Work task:
Copy all lines containing the string "Range" from the records below.

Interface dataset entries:
__________________________________________________
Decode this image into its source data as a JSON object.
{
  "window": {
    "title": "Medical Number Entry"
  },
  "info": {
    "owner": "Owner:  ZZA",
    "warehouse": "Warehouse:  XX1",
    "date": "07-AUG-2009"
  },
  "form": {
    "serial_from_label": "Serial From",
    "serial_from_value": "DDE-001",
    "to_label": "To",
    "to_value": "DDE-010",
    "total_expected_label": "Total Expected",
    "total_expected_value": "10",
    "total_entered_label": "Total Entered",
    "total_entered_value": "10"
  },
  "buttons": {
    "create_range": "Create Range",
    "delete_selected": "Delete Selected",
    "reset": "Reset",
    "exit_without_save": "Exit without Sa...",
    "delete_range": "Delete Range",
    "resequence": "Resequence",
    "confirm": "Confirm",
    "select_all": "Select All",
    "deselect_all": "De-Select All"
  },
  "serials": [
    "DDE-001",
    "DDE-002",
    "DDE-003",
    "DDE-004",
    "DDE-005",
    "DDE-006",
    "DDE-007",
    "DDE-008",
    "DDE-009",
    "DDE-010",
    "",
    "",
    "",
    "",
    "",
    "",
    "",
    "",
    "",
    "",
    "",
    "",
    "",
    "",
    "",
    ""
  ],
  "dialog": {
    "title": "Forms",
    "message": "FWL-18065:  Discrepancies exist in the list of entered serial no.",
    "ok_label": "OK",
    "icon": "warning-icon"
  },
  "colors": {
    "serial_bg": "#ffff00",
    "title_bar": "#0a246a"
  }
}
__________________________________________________
Your response:
    "create_range": "Create Range",
    "delete_range": "Delete Range",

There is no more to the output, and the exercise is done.